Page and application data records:

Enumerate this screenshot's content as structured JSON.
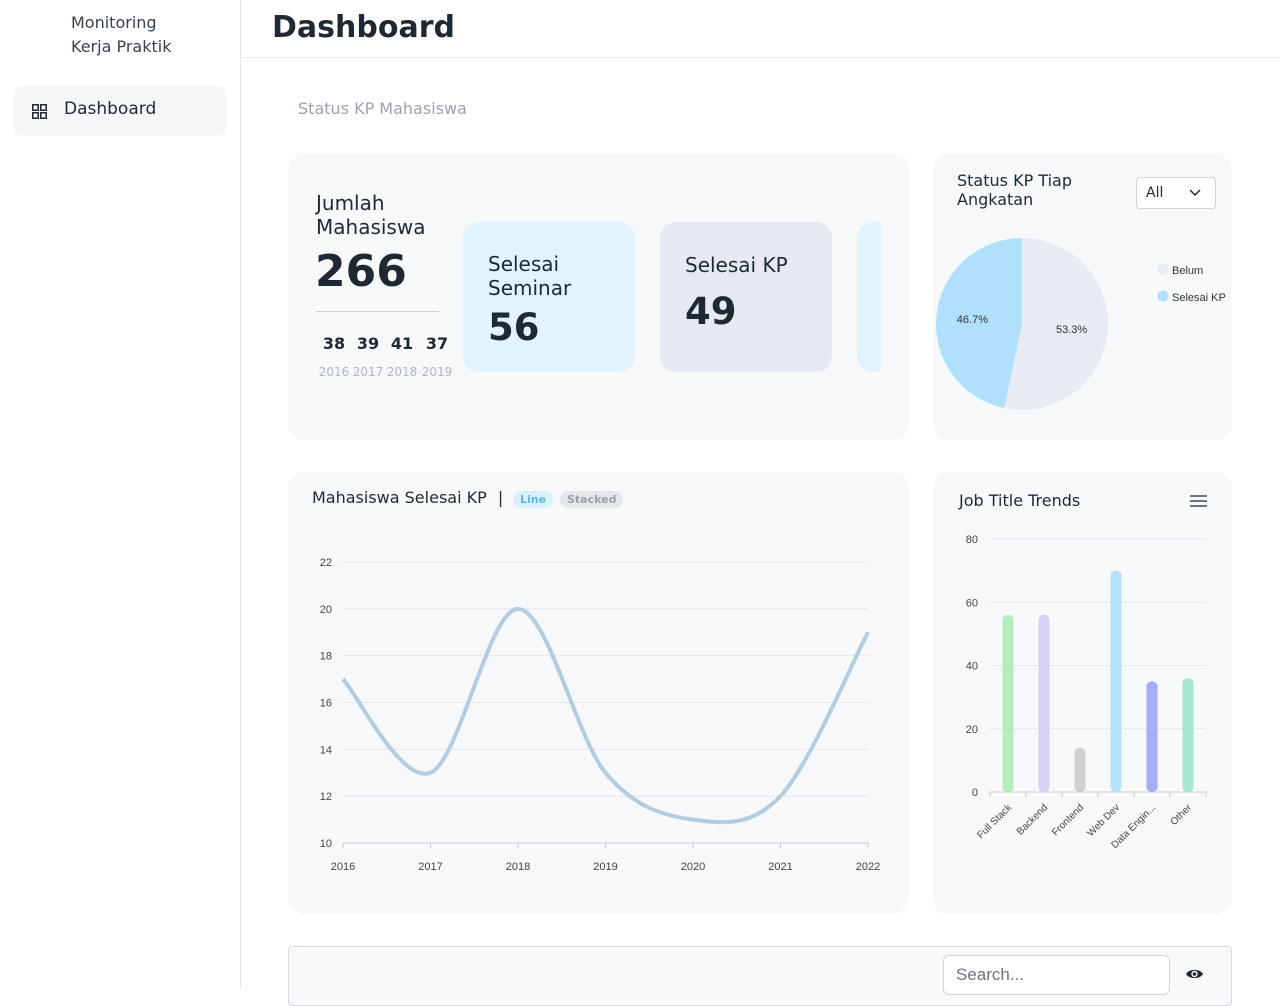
{
  "app": {
    "title_line1": "Monitoring",
    "title_line2": "Kerja Praktik"
  },
  "sidebar": {
    "items": [
      {
        "label": "Dashboard",
        "icon": "grid-icon"
      }
    ]
  },
  "header": {
    "title": "Dashboard"
  },
  "section": {
    "title": "Status KP Mahasiswa"
  },
  "summary": {
    "total_label_line1": "Jumlah",
    "total_label_line2": "Mahasiswa",
    "total_value": "266",
    "years": [
      {
        "count": "38",
        "year": "2016"
      },
      {
        "count": "39",
        "year": "2017"
      },
      {
        "count": "41",
        "year": "2018"
      },
      {
        "count": "37",
        "year": "2019"
      }
    ],
    "tiles": [
      {
        "label_line1": "Selesai",
        "label_line2": "Seminar",
        "value": "56",
        "color": "#e1f3fc"
      },
      {
        "label_line1": "Selesai KP",
        "label_line2": "",
        "value": "49",
        "color": "#e5e9f2"
      }
    ]
  },
  "status_chart": {
    "title_line1": "Status KP Tiap",
    "title_line2": "Angkatan",
    "filter": {
      "selected": "All"
    },
    "chart_data": {
      "type": "pie",
      "labels": [
        "Belum",
        "Selesai KP"
      ],
      "values": [
        53.3,
        46.7
      ],
      "value_labels": [
        "53.3%",
        "46.7%"
      ],
      "colors": [
        "#e6ebf4",
        "#b0e0fb"
      ],
      "legend": "right"
    }
  },
  "line_chart": {
    "title": "Mahasiswa Selesai KP",
    "separator": "|",
    "toggle": {
      "line": "Line",
      "stacked": "Stacked",
      "active": "Line"
    },
    "chart_data": {
      "type": "line",
      "x": [
        "2016",
        "2017",
        "2018",
        "2019",
        "2020",
        "2021",
        "2022"
      ],
      "series": [
        {
          "values": [
            17,
            13,
            20,
            13,
            11,
            12,
            19
          ]
        }
      ],
      "ylim": [
        10,
        22
      ],
      "yticks": [
        10,
        12,
        14,
        16,
        18,
        20,
        22
      ],
      "grid": true,
      "color": "#b4cce0"
    }
  },
  "job_chart": {
    "title": "Job Title Trends",
    "menu_icon": "menu-icon",
    "chart_data": {
      "type": "bar",
      "categories": [
        "Full Stack",
        "Backend",
        "Frontend",
        "Web Dev",
        "Data Engin...",
        "Other"
      ],
      "values": [
        56,
        56,
        14,
        70,
        35,
        36
      ],
      "colors": [
        "#b4ecbb",
        "#d4d2f8",
        "#cfd0d2",
        "#b6e3fc",
        "#a3aef7",
        "#a8e6cf"
      ],
      "ylim": [
        0,
        80
      ],
      "yticks": [
        0,
        20,
        40,
        60,
        80
      ],
      "grid": true
    }
  },
  "table": {
    "search_placeholder": "Search...",
    "visibility_icon": "eye-icon"
  }
}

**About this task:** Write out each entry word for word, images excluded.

**Response to this task:**
Enumerate this screenshot's content as structured JSON.
{
  "app": {
    "title_line1": "Monitoring",
    "title_line2": "Kerja Praktik"
  },
  "sidebar": {
    "items": [
      {
        "label": "Dashboard",
        "icon": "grid-icon"
      }
    ]
  },
  "header": {
    "title": "Dashboard"
  },
  "section": {
    "title": "Status KP Mahasiswa"
  },
  "summary": {
    "total_label_line1": "Jumlah",
    "total_label_line2": "Mahasiswa",
    "total_value": "266",
    "years": [
      {
        "count": "38",
        "year": "2016"
      },
      {
        "count": "39",
        "year": "2017"
      },
      {
        "count": "41",
        "year": "2018"
      },
      {
        "count": "37",
        "year": "2019"
      }
    ],
    "tiles": [
      {
        "label_line1": "Selesai",
        "label_line2": "Seminar",
        "value": "56",
        "color": "#e1f3fc"
      },
      {
        "label_line1": "Selesai KP",
        "label_line2": "",
        "value": "49",
        "color": "#e5e9f2"
      }
    ]
  },
  "status_chart": {
    "title_line1": "Status KP Tiap",
    "title_line2": "Angkatan",
    "filter": {
      "selected": "All"
    },
    "chart_data": {
      "type": "pie",
      "labels": [
        "Belum",
        "Selesai KP"
      ],
      "values": [
        53.3,
        46.7
      ],
      "value_labels": [
        "53.3%",
        "46.7%"
      ],
      "colors": [
        "#e6ebf4",
        "#b0e0fb"
      ],
      "legend": "right"
    }
  },
  "line_chart": {
    "title": "Mahasiswa Selesai KP",
    "separator": "|",
    "toggle": {
      "line": "Line",
      "stacked": "Stacked",
      "active": "Line"
    },
    "chart_data": {
      "type": "line",
      "x": [
        "2016",
        "2017",
        "2018",
        "2019",
        "2020",
        "2021",
        "2022"
      ],
      "series": [
        {
          "values": [
            17,
            13,
            20,
            13,
            11,
            12,
            19
          ]
        }
      ],
      "ylim": [
        10,
        22
      ],
      "yticks": [
        10,
        12,
        14,
        16,
        18,
        20,
        22
      ],
      "grid": true,
      "color": "#b4cce0"
    }
  },
  "job_chart": {
    "title": "Job Title Trends",
    "menu_icon": "menu-icon",
    "chart_data": {
      "type": "bar",
      "categories": [
        "Full Stack",
        "Backend",
        "Frontend",
        "Web Dev",
        "Data Engin...",
        "Other"
      ],
      "values": [
        56,
        56,
        14,
        70,
        35,
        36
      ],
      "colors": [
        "#b4ecbb",
        "#d4d2f8",
        "#cfd0d2",
        "#b6e3fc",
        "#a3aef7",
        "#a8e6cf"
      ],
      "ylim": [
        0,
        80
      ],
      "yticks": [
        0,
        20,
        40,
        60,
        80
      ],
      "grid": true
    }
  },
  "table": {
    "search_placeholder": "Search...",
    "visibility_icon": "eye-icon"
  }
}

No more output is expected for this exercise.